=== Section Start ===
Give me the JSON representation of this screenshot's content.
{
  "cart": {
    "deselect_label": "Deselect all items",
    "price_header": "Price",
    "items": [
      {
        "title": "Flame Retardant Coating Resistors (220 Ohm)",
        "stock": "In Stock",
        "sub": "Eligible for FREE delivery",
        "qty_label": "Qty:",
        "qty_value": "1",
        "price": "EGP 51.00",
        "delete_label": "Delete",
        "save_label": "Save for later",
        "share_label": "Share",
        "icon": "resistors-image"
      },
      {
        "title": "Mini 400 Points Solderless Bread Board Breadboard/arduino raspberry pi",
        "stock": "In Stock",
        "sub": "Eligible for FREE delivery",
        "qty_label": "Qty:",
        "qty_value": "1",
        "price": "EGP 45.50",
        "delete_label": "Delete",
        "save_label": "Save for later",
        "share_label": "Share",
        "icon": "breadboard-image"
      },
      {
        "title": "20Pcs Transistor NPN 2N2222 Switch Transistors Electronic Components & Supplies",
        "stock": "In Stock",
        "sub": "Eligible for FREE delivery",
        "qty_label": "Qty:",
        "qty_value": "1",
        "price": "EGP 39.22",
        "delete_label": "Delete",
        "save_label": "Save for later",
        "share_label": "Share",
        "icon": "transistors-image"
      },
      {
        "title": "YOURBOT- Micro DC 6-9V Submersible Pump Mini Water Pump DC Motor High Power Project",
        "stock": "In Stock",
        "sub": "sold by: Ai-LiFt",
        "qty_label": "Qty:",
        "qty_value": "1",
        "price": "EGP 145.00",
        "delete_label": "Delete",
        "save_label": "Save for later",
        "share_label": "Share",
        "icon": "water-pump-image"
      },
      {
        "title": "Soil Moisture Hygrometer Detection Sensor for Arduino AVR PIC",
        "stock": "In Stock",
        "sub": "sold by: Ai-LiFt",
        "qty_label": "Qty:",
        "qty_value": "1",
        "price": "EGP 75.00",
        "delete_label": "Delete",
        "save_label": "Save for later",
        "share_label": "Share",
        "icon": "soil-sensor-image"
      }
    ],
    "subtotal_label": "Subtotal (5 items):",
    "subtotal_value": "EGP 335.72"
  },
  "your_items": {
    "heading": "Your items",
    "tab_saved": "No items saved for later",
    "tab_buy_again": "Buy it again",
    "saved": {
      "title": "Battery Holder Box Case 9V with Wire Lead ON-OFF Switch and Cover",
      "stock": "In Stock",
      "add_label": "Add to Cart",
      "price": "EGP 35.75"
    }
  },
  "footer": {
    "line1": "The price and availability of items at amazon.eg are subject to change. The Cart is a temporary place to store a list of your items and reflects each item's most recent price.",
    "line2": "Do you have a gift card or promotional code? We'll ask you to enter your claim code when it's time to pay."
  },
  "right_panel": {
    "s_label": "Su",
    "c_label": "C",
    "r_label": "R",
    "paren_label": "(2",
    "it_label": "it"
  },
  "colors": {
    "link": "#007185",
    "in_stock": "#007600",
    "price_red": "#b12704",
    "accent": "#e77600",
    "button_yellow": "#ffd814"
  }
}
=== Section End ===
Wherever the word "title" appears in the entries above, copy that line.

• Answer space
        "title": "Flame Retardant Coating Resistors (220 Ohm)",
        "title": "Mini 400 Points Solderless Bread Board Breadboard/arduino raspberry pi",
        "title": "20Pcs Transistor NPN 2N2222 Switch Transistors Electronic Components & Supplies",
        "title": "YOURBOT- Micro DC 6-9V Submersible Pump Mini Water Pump DC Motor High Power Project",
        "title": "Soil Moisture Hygrometer Detection Sensor for Arduino AVR PIC",
      "title": "Battery Holder Box Case 9V with Wire Lead ON-OFF Switch and Cover",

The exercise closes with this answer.